If you keep up with the news, you’ve probably heard of most Earth's most notorious Islamic terror groups - Al Qaeda, ISIS, Boko Haram, Al Shabaab, Hezbollah, Hamas and the Taliban... but what about the lesser known but equally important Haqqani Network?
Technically, the Haqqani Network, a guerrilla insurgent group from Afghanistan, is part of the Taliban, although they operate independently. Not surprisingly, their main enemies are the US-led NATO forces and the government of Afghanistan.
In the 1980s, the Haqqani network was closely aligned with the CIA because of their anti-Soviet agenda. The Haqqani network actually got quite a bit of their funding from the Reagan administration.
But all of that changed after 9-11-01 and, in 2012, President Obama's military designated the Haqqani network as a terrorist group (which seems like something that should have happened about 11 years earlier).
For the past few decades the leader of the Haqqani Network was Mawlawi Jalaluddin Haqqani. "Mawlawi" is an honored Islamic religious title given to Muslim religious scholars.

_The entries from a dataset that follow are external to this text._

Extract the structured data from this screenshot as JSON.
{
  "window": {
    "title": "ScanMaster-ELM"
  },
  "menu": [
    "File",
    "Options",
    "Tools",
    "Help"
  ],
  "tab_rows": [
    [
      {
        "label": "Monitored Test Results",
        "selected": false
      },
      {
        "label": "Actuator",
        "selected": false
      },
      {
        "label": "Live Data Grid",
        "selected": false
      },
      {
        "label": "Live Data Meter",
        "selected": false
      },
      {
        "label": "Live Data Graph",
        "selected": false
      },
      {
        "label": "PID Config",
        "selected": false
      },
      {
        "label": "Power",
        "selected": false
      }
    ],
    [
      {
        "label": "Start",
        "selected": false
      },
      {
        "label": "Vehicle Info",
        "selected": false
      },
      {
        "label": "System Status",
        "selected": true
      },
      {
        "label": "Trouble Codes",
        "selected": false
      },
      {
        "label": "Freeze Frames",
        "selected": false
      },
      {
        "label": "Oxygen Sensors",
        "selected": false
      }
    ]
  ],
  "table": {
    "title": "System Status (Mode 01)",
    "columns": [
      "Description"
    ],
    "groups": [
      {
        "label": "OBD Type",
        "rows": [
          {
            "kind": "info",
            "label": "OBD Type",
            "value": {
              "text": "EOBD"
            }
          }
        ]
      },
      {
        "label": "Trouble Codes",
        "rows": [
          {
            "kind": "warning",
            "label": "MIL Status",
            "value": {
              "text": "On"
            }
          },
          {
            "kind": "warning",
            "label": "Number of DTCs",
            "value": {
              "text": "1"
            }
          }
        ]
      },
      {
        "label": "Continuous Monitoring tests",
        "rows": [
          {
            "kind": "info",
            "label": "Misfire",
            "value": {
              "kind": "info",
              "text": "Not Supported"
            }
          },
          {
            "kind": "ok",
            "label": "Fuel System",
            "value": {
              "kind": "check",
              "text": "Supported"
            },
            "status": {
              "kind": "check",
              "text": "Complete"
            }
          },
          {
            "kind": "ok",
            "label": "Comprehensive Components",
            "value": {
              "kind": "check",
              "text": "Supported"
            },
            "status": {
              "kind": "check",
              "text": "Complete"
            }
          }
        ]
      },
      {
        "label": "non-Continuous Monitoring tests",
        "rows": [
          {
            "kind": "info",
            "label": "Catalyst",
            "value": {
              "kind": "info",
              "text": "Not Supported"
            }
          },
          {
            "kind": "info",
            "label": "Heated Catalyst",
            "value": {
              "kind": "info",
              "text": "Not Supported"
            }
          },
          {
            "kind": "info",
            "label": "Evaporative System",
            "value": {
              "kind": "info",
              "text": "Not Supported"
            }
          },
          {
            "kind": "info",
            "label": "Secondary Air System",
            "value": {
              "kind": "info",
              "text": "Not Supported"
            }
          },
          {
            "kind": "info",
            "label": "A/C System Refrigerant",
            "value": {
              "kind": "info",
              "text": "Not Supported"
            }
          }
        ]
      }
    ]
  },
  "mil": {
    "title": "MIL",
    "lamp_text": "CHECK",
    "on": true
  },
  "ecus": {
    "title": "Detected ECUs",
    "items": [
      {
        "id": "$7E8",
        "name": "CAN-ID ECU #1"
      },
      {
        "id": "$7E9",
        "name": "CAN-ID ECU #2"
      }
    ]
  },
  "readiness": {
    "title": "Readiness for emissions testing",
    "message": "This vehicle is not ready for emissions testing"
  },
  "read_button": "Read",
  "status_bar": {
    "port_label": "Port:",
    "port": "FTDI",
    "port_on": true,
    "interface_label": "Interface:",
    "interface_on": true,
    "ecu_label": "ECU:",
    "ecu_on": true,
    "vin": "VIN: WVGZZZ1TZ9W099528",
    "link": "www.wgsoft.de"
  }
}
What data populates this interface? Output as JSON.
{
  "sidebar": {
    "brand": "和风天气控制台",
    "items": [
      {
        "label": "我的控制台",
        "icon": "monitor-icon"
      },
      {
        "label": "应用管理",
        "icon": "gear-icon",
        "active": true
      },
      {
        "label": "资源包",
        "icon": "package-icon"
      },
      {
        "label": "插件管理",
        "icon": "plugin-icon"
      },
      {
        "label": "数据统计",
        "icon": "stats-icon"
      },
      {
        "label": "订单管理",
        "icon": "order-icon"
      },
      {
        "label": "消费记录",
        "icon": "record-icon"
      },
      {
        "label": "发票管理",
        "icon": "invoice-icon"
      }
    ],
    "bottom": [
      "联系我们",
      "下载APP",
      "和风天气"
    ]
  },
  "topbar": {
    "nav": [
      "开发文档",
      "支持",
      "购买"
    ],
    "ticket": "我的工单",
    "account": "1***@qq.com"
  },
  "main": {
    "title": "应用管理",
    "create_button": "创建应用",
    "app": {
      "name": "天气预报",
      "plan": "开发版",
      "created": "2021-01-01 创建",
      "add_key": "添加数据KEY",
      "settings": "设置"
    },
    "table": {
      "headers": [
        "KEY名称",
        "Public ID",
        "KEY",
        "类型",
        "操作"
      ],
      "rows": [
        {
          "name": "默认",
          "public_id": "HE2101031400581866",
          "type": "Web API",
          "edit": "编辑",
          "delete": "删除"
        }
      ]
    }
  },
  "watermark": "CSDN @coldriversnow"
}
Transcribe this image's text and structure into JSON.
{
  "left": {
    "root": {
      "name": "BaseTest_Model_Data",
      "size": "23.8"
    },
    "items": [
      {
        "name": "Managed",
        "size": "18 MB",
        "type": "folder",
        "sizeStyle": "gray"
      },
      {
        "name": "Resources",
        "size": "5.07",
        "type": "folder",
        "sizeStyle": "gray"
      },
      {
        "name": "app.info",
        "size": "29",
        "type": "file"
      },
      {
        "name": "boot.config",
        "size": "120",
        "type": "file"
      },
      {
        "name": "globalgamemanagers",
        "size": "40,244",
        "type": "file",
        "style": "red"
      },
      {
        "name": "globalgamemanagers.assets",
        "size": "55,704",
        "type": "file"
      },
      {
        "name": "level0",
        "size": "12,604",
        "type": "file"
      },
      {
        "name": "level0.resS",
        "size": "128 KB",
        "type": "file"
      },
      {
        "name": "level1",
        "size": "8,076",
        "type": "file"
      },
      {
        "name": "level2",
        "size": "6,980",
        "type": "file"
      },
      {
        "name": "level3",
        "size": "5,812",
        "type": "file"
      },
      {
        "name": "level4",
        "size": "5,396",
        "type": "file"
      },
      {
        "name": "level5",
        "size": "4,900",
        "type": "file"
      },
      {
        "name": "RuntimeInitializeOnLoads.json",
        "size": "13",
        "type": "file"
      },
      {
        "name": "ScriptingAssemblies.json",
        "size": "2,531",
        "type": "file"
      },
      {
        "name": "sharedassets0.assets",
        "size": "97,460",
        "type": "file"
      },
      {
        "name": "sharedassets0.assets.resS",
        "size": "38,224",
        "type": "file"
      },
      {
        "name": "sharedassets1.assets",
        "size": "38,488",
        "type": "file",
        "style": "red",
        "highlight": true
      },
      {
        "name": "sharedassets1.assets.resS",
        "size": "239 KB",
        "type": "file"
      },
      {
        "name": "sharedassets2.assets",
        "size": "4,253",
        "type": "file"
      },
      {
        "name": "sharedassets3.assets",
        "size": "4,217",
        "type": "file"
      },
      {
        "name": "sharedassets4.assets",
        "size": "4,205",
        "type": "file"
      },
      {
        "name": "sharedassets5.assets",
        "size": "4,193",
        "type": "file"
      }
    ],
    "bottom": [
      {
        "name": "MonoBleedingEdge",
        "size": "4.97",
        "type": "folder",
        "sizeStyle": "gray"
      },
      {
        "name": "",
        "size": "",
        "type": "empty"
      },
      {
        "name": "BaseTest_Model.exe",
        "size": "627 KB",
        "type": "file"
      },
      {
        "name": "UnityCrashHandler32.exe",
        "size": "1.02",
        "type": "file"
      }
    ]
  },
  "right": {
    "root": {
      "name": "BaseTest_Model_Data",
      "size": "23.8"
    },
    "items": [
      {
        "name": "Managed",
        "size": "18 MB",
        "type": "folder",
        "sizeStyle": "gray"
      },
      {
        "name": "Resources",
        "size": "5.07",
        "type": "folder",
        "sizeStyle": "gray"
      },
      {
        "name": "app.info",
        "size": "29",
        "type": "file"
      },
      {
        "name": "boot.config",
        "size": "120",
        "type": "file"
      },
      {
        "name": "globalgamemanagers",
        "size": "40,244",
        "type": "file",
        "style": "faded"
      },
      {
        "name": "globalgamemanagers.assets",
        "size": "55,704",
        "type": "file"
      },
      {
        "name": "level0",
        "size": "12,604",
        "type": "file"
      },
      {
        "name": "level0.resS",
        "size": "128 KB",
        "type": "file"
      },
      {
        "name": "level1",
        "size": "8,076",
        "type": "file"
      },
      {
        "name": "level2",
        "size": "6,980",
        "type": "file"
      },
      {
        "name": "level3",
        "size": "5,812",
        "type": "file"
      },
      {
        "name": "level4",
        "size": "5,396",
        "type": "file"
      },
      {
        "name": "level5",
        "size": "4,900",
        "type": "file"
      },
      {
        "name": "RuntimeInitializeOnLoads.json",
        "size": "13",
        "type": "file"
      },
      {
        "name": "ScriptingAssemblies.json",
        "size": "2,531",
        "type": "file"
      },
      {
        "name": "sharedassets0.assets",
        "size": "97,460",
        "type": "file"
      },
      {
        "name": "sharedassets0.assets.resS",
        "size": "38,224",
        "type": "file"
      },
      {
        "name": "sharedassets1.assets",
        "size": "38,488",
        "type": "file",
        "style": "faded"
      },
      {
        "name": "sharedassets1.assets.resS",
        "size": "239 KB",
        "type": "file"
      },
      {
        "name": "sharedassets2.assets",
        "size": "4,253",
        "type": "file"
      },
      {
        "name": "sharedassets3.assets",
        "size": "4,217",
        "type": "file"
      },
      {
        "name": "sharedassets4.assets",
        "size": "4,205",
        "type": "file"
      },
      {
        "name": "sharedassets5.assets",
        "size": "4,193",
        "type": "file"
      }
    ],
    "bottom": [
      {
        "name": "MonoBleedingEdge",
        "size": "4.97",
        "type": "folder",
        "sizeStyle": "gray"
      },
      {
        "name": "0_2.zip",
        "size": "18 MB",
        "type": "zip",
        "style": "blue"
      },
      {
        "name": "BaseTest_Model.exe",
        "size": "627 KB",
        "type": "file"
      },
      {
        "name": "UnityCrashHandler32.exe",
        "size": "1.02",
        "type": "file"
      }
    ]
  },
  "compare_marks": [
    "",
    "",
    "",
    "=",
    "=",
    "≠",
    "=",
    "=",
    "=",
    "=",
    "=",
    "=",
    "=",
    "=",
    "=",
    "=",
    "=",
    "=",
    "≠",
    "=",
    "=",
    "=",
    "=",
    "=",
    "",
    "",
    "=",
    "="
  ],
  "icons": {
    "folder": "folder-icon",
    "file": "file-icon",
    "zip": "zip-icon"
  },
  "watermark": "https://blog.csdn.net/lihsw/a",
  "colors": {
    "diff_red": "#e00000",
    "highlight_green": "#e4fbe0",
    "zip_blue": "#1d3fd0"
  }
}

Born in 1939, Mawlawi Jalaluddin Haqqani worked with the CIA throughout the 1980s in an effort to get the Soviets out of Afghanistan. As far as we know Haqqani received tens of thousands of dollars from the CIA (probably more) as well as getting frequent handouts from various Arab nations. Some reports claim he actually made plans to meet with President Reagan. Whether or not that meeting ever happened is unknown.
Besides being friends with the CIA and President Reagan, Haqqani had another controversial friend - Osama Bin Laden. Not only did the two work closely together to create their jihadist movement, Haqqai actually protected Osama Bin Laden, who was building another militia in an attempt to fight off the Soviets (you've probably heard of it - he named the group Al-Qaeda).
This was a violent and deadly time in Afghanistan - the war with Russia lasted years. Some of the events from that war (Operation Magistral) have been fictionalized in the movie The 9th Company and a video game called The Truth About 9th Company.
In 1988 Haqqani finally got his wish, and the Soviets eventually left Afghanistan after signing the Geneva Accords.
The Taliban took over Afghanistan in 1996 and the Haqqani Network became part of the group’s military offensive strategy.
However, by 2004 all of that had changed. In a post 9-11-01 world, the Haqqani Network has been one of the US's fiercest enemies. Haqqani spent the remaining years of his life training jihadists to fight in Afghanistan, supposedly from a secret compound in Pakistan.
Because of Haqqani's fluency in Arabic, he kept close ties over the years with leaders in Arabic countries for recruitment and funding purposes. In a way, he’s kind of like the Nancy Pelosi of the Jihadist movement (because he’s great at fundraising).
The US tried many times to kill Haqqani though drone strikes and NATO military missions, but to no avail.
Earlier this week, on September 3rd, the Taliban released a statement via Twitter to announce Haqqani's death. They claim he died from terminal illness, not a drone strike or NATO military engagement. According to the Taliban, he has been bedridden for the past several years. Considering he was born in 1939, and he spent his life as a Jihadist, it's incredible that he lived as long as he did.
Good riddance to bad rubbish. Haqqani was little more than a pirate. He didn’t care who paid him, as long as he could wreak havoc, gather booty, and get paid.
But, in the end, death always wins.